DTU Bioinformatics is structured in three scientific research themes revolving around the life science supercomputing infrastructure Computerome. The three research themes cover areas where we expect significant future developments as a response to large societal and industrial challenges. Human and animal health and diseases are part of the Health Informatics theme, whereas Biotechnology and Meta-genomic Informatics takes on the challenges and opportunities from the biotech industry as well as the genomic variation in all three domains of life. The third theme is Artificial Intelligence in Life Science, where we will build on the strong and innovative history of Center for Biological Sequence Analysis (CBS) within machine learning and expand into life science big and secure data.
Machine learning is a specialized field within artificial intelligence covering algorithms with the ability to learn (from data) without being explicitly programmed. In contrast to conventional top down hypothesis driven research, with machine learning techniques, biological mechanisms are identified directly from data most often without any prior hypotheses. Within biology this approach has proven very powerful. A focus of the department is thus to design and develop new algorithms and tools to meet the challenges of the amount and the complexity of big data within the health sector, and the upcoming data avalanche from the biotech industry.
Within the theme Health Informatics DTU Bioinformatics is engaged both in a) human genetics based health informatics, examples being the hologenetic view on childhood leukaemia and patient stratifications with traditional medicine approaches b) infectious diseases informatics, examples being the preparing for the next generation of global disease surveillance and building local outbreak predictors.
Biotechnology and MetaGenomic Informatics
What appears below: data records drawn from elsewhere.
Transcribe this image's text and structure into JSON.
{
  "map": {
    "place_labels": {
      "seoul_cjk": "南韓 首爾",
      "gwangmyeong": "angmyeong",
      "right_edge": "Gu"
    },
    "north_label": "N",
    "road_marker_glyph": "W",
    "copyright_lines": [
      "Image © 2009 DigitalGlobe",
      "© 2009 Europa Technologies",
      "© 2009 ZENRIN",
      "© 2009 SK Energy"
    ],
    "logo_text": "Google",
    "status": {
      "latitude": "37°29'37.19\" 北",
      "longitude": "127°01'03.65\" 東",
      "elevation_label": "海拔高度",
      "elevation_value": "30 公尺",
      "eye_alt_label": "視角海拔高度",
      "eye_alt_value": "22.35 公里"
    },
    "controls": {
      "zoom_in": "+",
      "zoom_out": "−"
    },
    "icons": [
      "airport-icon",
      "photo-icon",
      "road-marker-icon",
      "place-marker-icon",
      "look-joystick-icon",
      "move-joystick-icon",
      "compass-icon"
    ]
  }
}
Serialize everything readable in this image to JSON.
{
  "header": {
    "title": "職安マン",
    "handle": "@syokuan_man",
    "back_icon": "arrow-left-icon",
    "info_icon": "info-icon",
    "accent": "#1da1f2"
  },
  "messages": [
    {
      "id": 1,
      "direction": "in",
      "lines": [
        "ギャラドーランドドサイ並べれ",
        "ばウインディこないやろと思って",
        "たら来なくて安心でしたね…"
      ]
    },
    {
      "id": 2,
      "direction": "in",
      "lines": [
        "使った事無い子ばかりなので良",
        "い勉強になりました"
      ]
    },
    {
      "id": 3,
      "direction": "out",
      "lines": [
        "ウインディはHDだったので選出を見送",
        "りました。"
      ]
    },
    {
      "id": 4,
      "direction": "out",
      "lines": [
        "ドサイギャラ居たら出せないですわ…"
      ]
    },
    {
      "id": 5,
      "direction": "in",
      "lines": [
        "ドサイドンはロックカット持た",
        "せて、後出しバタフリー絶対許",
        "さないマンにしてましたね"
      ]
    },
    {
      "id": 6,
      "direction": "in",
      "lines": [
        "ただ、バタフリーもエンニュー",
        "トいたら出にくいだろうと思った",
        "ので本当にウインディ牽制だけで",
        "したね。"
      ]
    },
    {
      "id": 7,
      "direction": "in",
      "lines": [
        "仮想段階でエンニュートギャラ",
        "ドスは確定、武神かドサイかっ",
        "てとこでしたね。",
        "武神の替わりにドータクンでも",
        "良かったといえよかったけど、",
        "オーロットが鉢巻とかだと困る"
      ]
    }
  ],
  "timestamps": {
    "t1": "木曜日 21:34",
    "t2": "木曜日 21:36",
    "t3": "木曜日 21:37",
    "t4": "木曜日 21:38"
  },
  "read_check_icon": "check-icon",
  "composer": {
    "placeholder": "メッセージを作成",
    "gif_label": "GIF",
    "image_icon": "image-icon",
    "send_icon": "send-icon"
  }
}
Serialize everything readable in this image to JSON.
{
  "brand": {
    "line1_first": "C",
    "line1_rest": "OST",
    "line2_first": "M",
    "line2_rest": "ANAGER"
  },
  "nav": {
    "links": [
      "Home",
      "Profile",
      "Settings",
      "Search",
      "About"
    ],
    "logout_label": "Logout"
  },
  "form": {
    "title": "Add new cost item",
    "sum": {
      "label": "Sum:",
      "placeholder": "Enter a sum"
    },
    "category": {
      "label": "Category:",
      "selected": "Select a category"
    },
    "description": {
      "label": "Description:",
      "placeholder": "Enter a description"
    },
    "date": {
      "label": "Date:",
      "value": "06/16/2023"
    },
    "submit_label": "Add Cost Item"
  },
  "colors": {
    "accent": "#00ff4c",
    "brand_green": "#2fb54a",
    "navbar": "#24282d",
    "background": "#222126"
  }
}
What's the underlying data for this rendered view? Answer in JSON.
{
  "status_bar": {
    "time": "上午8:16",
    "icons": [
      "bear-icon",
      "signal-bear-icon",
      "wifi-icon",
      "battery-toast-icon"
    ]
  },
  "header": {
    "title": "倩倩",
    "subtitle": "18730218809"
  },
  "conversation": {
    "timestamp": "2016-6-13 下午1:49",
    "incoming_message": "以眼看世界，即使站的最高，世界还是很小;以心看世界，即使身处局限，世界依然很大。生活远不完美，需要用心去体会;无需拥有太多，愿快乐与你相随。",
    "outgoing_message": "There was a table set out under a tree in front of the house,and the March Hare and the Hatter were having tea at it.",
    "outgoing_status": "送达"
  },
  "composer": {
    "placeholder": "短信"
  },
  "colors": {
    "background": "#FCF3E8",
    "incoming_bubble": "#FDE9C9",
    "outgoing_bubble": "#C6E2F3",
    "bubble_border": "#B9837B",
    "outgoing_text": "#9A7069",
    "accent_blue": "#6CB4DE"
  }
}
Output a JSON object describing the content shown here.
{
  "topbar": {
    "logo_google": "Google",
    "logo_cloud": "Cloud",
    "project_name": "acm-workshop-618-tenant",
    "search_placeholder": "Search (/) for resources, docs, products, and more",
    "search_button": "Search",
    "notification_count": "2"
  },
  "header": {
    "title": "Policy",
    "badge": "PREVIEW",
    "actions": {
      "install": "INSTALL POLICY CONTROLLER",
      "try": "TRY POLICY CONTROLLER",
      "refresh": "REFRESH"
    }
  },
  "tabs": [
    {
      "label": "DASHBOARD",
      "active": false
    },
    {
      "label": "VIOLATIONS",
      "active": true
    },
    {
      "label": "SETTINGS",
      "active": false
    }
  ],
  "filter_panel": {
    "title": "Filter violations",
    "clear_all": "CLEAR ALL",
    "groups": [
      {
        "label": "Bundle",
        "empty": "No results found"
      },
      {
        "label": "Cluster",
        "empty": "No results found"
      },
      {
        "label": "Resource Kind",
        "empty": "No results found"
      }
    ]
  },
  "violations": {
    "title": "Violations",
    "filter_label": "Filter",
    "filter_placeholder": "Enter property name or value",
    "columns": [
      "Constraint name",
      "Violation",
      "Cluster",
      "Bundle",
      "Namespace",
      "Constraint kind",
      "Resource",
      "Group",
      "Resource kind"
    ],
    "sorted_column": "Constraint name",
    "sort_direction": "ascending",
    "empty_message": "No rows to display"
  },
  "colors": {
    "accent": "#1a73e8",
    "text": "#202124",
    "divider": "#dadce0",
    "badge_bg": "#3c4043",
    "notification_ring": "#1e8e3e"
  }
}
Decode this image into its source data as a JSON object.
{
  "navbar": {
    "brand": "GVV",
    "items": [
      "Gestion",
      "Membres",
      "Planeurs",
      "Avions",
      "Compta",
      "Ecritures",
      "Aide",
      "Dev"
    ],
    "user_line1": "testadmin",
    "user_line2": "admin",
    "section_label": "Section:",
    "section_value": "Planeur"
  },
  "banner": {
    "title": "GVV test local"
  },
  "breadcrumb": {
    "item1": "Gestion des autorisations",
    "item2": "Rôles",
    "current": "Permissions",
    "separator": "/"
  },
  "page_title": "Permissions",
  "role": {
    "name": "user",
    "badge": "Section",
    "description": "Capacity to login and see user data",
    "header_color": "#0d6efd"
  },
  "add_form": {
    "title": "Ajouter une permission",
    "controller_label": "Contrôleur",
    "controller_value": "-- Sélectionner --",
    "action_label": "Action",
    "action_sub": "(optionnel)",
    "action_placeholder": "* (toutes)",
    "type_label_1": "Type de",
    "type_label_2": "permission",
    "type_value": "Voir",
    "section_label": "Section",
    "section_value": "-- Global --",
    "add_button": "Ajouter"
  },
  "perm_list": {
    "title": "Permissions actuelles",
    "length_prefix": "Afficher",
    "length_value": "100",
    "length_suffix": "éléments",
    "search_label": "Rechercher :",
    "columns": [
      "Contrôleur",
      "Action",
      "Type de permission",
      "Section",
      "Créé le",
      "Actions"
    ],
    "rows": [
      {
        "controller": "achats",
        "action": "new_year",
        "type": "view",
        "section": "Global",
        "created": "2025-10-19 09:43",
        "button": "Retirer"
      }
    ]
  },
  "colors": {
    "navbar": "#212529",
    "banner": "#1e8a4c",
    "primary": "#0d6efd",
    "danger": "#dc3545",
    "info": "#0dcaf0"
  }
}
Within the theme Biotechnology and MetaGenomic Informatics DTU Bioinformatics has strong interaction with the Danish Biotech industry in the discovery and refining of industrially important processes, examples being using large scale omics together with machine learning concepts to improve food related processes like wine fermentation and milk production.